It’s All Play, No Work, and a Legendary Hotel for Frieze Projects 2014
By Artsy Editors
May 3, 2014 1:47 pm

Koki Tanaka, one of the six international contemporary artists invited by curator Cecilia Alemani to participate in this year’s iteration of Frieze Projects, began his creative process with an apt observation: “I guess usually we don’t [think] much about a site where an art fair is happening.” Cocooned in the bright excitement of the fair itself, it is easy to forget about the place outside its borders, in this case, Randall’s Island. Tanaka, together with Darren Bader, Eduardo Basualdo, Eva Kotátková, Marie Lorenz, and Naama Tsabar, aim to bring a bit of the island into the Frieze New York tent with diverse, site-specific projects heeding Alemani’s call “to react to the exceptional location of the fair—Randall’s Island—and to create new spaces of participation and social interaction.”

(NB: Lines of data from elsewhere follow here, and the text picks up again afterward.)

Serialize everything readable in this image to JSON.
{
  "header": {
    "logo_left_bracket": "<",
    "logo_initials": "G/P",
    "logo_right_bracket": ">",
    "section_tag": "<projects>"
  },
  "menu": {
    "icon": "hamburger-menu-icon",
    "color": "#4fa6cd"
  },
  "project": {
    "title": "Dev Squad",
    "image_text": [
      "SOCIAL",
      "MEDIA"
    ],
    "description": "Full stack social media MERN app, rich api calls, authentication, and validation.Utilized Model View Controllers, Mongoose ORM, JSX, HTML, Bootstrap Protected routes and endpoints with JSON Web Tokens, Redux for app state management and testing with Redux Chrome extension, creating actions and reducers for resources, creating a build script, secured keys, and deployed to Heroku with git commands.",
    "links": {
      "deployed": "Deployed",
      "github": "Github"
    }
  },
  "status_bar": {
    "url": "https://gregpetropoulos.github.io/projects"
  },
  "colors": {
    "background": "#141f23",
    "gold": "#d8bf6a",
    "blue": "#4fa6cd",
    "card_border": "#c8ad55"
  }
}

Each in their own way, these artists will evoke the island’s history as a destination for games and recreation, as evidenced, in particular, by its rich assortment of sports facilities. Basualdo has laid claim to the capacious lawn fronting the fair, which he plans to turn into a surreal soccer field, while Kotátková will erect a sculpture-cum-playground on the waterfront, and Lorenz will ferry passengers around the island’s perimeter. Back on dry land, there will be a music festival organized by Tsabar, booklets detailing Bader’s playful, absurdist, impossible proposals for the fair, and a cohort of island residents, invited by Tanaka, interspersed among the temporary booths.

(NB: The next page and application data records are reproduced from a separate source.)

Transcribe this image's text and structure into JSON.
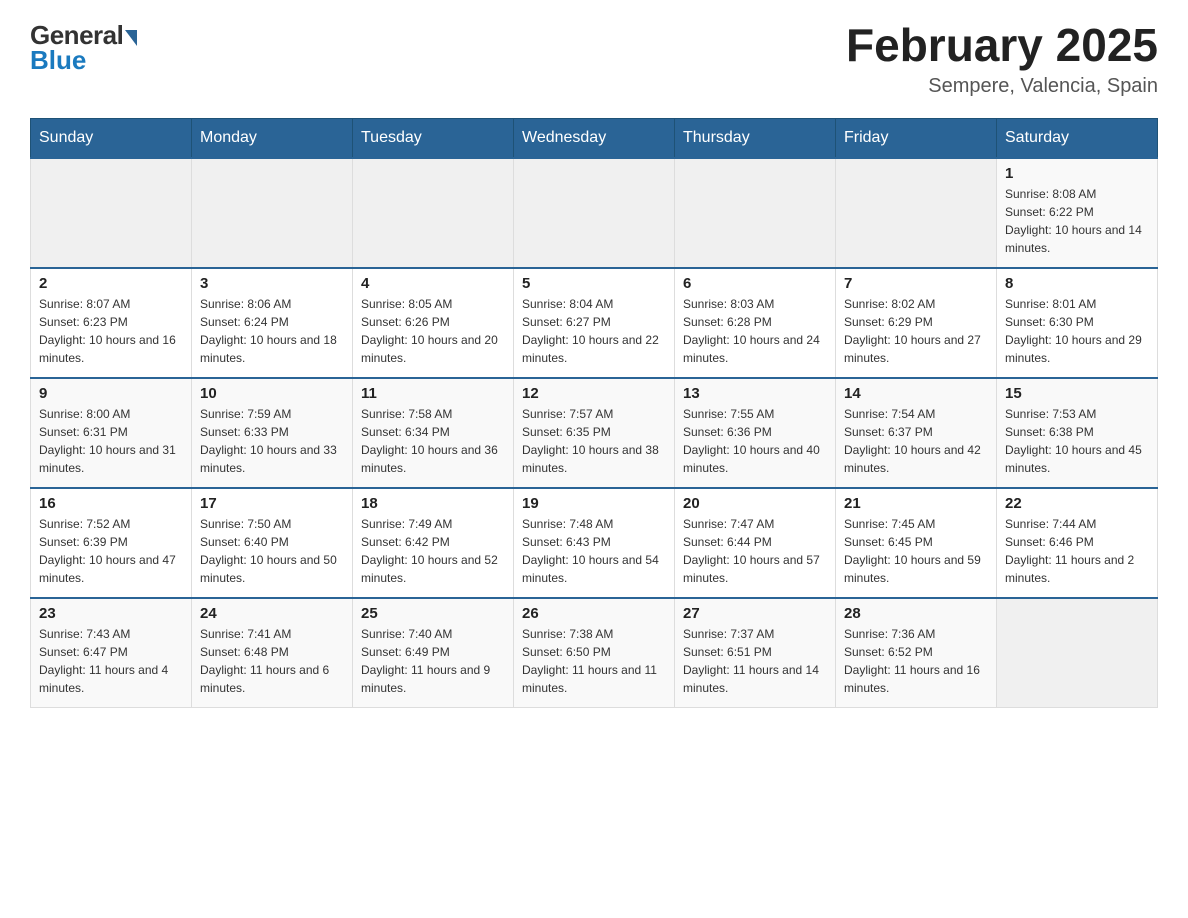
{
  "logo": {
    "general": "General",
    "blue": "Blue",
    "arrow": "▶"
  },
  "title": "February 2025",
  "location": "Sempere, Valencia, Spain",
  "weekdays": [
    "Sunday",
    "Monday",
    "Tuesday",
    "Wednesday",
    "Thursday",
    "Friday",
    "Saturday"
  ],
  "weeks": [
    [
      {
        "day": "",
        "info": ""
      },
      {
        "day": "",
        "info": ""
      },
      {
        "day": "",
        "info": ""
      },
      {
        "day": "",
        "info": ""
      },
      {
        "day": "",
        "info": ""
      },
      {
        "day": "",
        "info": ""
      },
      {
        "day": "1",
        "info": "Sunrise: 8:08 AM\nSunset: 6:22 PM\nDaylight: 10 hours and 14 minutes."
      }
    ],
    [
      {
        "day": "2",
        "info": "Sunrise: 8:07 AM\nSunset: 6:23 PM\nDaylight: 10 hours and 16 minutes."
      },
      {
        "day": "3",
        "info": "Sunrise: 8:06 AM\nSunset: 6:24 PM\nDaylight: 10 hours and 18 minutes."
      },
      {
        "day": "4",
        "info": "Sunrise: 8:05 AM\nSunset: 6:26 PM\nDaylight: 10 hours and 20 minutes."
      },
      {
        "day": "5",
        "info": "Sunrise: 8:04 AM\nSunset: 6:27 PM\nDaylight: 10 hours and 22 minutes."
      },
      {
        "day": "6",
        "info": "Sunrise: 8:03 AM\nSunset: 6:28 PM\nDaylight: 10 hours and 24 minutes."
      },
      {
        "day": "7",
        "info": "Sunrise: 8:02 AM\nSunset: 6:29 PM\nDaylight: 10 hours and 27 minutes."
      },
      {
        "day": "8",
        "info": "Sunrise: 8:01 AM\nSunset: 6:30 PM\nDaylight: 10 hours and 29 minutes."
      }
    ],
    [
      {
        "day": "9",
        "info": "Sunrise: 8:00 AM\nSunset: 6:31 PM\nDaylight: 10 hours and 31 minutes."
      },
      {
        "day": "10",
        "info": "Sunrise: 7:59 AM\nSunset: 6:33 PM\nDaylight: 10 hours and 33 minutes."
      },
      {
        "day": "11",
        "info": "Sunrise: 7:58 AM\nSunset: 6:34 PM\nDaylight: 10 hours and 36 minutes."
      },
      {
        "day": "12",
        "info": "Sunrise: 7:57 AM\nSunset: 6:35 PM\nDaylight: 10 hours and 38 minutes."
      },
      {
        "day": "13",
        "info": "Sunrise: 7:55 AM\nSunset: 6:36 PM\nDaylight: 10 hours and 40 minutes."
      },
      {
        "day": "14",
        "info": "Sunrise: 7:54 AM\nSunset: 6:37 PM\nDaylight: 10 hours and 42 minutes."
      },
      {
        "day": "15",
        "info": "Sunrise: 7:53 AM\nSunset: 6:38 PM\nDaylight: 10 hours and 45 minutes."
      }
    ],
    [
      {
        "day": "16",
        "info": "Sunrise: 7:52 AM\nSunset: 6:39 PM\nDaylight: 10 hours and 47 minutes."
      },
      {
        "day": "17",
        "info": "Sunrise: 7:50 AM\nSunset: 6:40 PM\nDaylight: 10 hours and 50 minutes."
      },
      {
        "day": "18",
        "info": "Sunrise: 7:49 AM\nSunset: 6:42 PM\nDaylight: 10 hours and 52 minutes."
      },
      {
        "day": "19",
        "info": "Sunrise: 7:48 AM\nSunset: 6:43 PM\nDaylight: 10 hours and 54 minutes."
      },
      {
        "day": "20",
        "info": "Sunrise: 7:47 AM\nSunset: 6:44 PM\nDaylight: 10 hours and 57 minutes."
      },
      {
        "day": "21",
        "info": "Sunrise: 7:45 AM\nSunset: 6:45 PM\nDaylight: 10 hours and 59 minutes."
      },
      {
        "day": "22",
        "info": "Sunrise: 7:44 AM\nSunset: 6:46 PM\nDaylight: 11 hours and 2 minutes."
      }
    ],
    [
      {
        "day": "23",
        "info": "Sunrise: 7:43 AM\nSunset: 6:47 PM\nDaylight: 11 hours and 4 minutes."
      },
      {
        "day": "24",
        "info": "Sunrise: 7:41 AM\nSunset: 6:48 PM\nDaylight: 11 hours and 6 minutes."
      },
      {
        "day": "25",
        "info": "Sunrise: 7:40 AM\nSunset: 6:49 PM\nDaylight: 11 hours and 9 minutes."
      },
      {
        "day": "26",
        "info": "Sunrise: 7:38 AM\nSunset: 6:50 PM\nDaylight: 11 hours and 11 minutes."
      },
      {
        "day": "27",
        "info": "Sunrise: 7:37 AM\nSunset: 6:51 PM\nDaylight: 11 hours and 14 minutes."
      },
      {
        "day": "28",
        "info": "Sunrise: 7:36 AM\nSunset: 6:52 PM\nDaylight: 11 hours and 16 minutes."
      },
      {
        "day": "",
        "info": ""
      }
    ]
  ]
}
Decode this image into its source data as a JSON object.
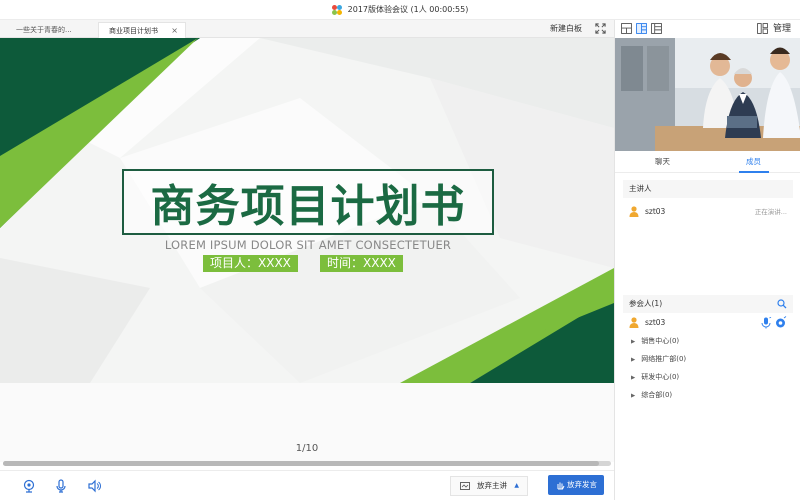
{
  "window": {
    "title": "2017版体验会议 (1人 00:00:55)"
  },
  "tabs": [
    {
      "label": "一些关于青春的...",
      "active": false
    },
    {
      "label": "商业项目计划书",
      "active": true,
      "close": "×"
    }
  ],
  "toolbar": {
    "new_whiteboard": "新建白板"
  },
  "slide": {
    "title": "商务项目计划书",
    "subtitle": "LOREM IPSUM DOLOR SIT AMET CONSECTETUER",
    "project_person": "项目人：XXXX",
    "time": "时间：XXXX"
  },
  "pagination": {
    "label": "1/10",
    "scroll_progress": 0.98
  },
  "bottom_bar": {
    "give_up_host": "放弃主讲",
    "give_up_speech": "放弃发言"
  },
  "right_panel": {
    "manage": "管理",
    "tabs": [
      {
        "label": "聊天",
        "active": false
      },
      {
        "label": "成员",
        "active": true
      }
    ],
    "presenter_section": "主讲人",
    "presenter": {
      "name": "szt03",
      "status": "正在演讲..."
    },
    "attendees_section": "参会人(1)",
    "attendee": {
      "name": "szt03"
    },
    "groups": [
      "销售中心(0)",
      "网络推广部(0)",
      "研发中心(0)",
      "综合部(0)"
    ]
  },
  "colors": {
    "accent": "#2f80ed",
    "slide_green_dark": "#0d5a3a",
    "slide_green_light": "#7cbe3c",
    "presenter_icon": "#f0a830"
  }
}
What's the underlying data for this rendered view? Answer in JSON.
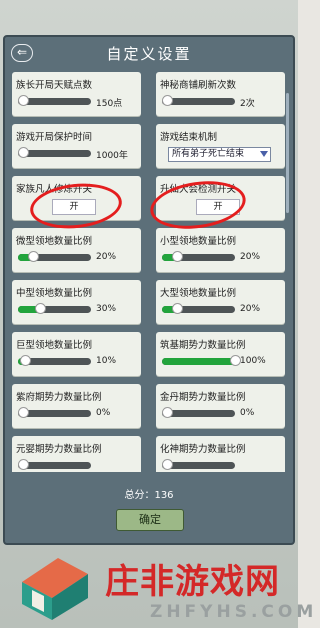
{
  "title": "自定义设置",
  "settings": [
    {
      "label": "族长开局天赋点数",
      "type": "slider",
      "percent": 0.0,
      "value": "150点"
    },
    {
      "label": "神秘商铺刷新次数",
      "type": "slider",
      "percent": 0.0,
      "value": "2次"
    },
    {
      "label": "游戏开局保护时间",
      "type": "slider",
      "percent": 0.0,
      "value": "1000年"
    },
    {
      "label": "游戏结束机制",
      "type": "select",
      "value": "所有弟子死亡结束"
    },
    {
      "label": "家族凡人修炼开关",
      "type": "toggle",
      "value": "开"
    },
    {
      "label": "升仙大会检测开关",
      "type": "toggle",
      "value": "开"
    },
    {
      "label": "微型领地数量比例",
      "type": "slider",
      "percent": 20,
      "value": "20%"
    },
    {
      "label": "小型领地数量比例",
      "type": "slider",
      "percent": 20,
      "value": "20%"
    },
    {
      "label": "中型领地数量比例",
      "type": "slider",
      "percent": 30,
      "value": "30%"
    },
    {
      "label": "大型领地数量比例",
      "type": "slider",
      "percent": 20,
      "value": "20%"
    },
    {
      "label": "巨型领地数量比例",
      "type": "slider",
      "percent": 10,
      "value": "10%"
    },
    {
      "label": "筑基期势力数量比例",
      "type": "slider",
      "percent": 100,
      "value": "100%"
    },
    {
      "label": "紫府期势力数量比例",
      "type": "slider",
      "percent": 0,
      "value": "0%"
    },
    {
      "label": "金丹期势力数量比例",
      "type": "slider",
      "percent": 0,
      "value": "0%"
    },
    {
      "label": "元婴期势力数量比例",
      "type": "slider",
      "percent": 0,
      "value": ""
    },
    {
      "label": "化神期势力数量比例",
      "type": "slider",
      "percent": 0,
      "value": ""
    }
  ],
  "total": "总分：136",
  "confirm_label": "确定",
  "watermark": {
    "title": "庄非游戏网",
    "subtitle": "ZHFYHS.COM"
  },
  "colors": {
    "fill": "#22a43c",
    "annotation": "#e41e1e"
  }
}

But before indulging in, or, sometimes, stumbling upon, these play-inspired interventions, visitors will need a place to stay. Thanks to the celebrated conceptual artist Allen Ruppersberg, in collaboration with the team of experimenters at Public Fiction, Al’s Grand Hotel (1971/2014) will be open for business. A tribute to Ruppersberg’s original Al’s—in which the artist transformed a bungalow in Los Angeles into a temporary house of gatherings, parties, performances, installations, and overnight stays, in, for example, “The Jesus Room,” halfway filled with a roughly hewn wooden cross—this re-staging of that legendary, entrepreneurial, and, ultimately, ephemeral project will feature a new set of experiences, a lobby, and two rooms, available for booking by the art-adventurous. These will be slotted directly into Frieze’s grounds, challenging afresh, as Al’s first did in 1971, our conceptions of what art is and can be. How fitting for this most contemporary of fairs.

Explore Frieze New York on Artsy. 

Allen Ruppersberg, Neon sign for Al’s Grand Hotel, 1971, image courtesy the artist; Allen Ruppersberg, The Jesus Room, 1971, image courtesy the artist; Eva Kotátková, Educational Model, 2009-2010, courtesy of Meyer Riegger; Marie Lorenz, Tide and Current Taxi (East River with Yutaka Sho), 2010; Marie Lorenz, Tide and Current Taxi (East River with Frederick Hayes), 2011; Photograph of Tom Tom Magazine by Brad Heck.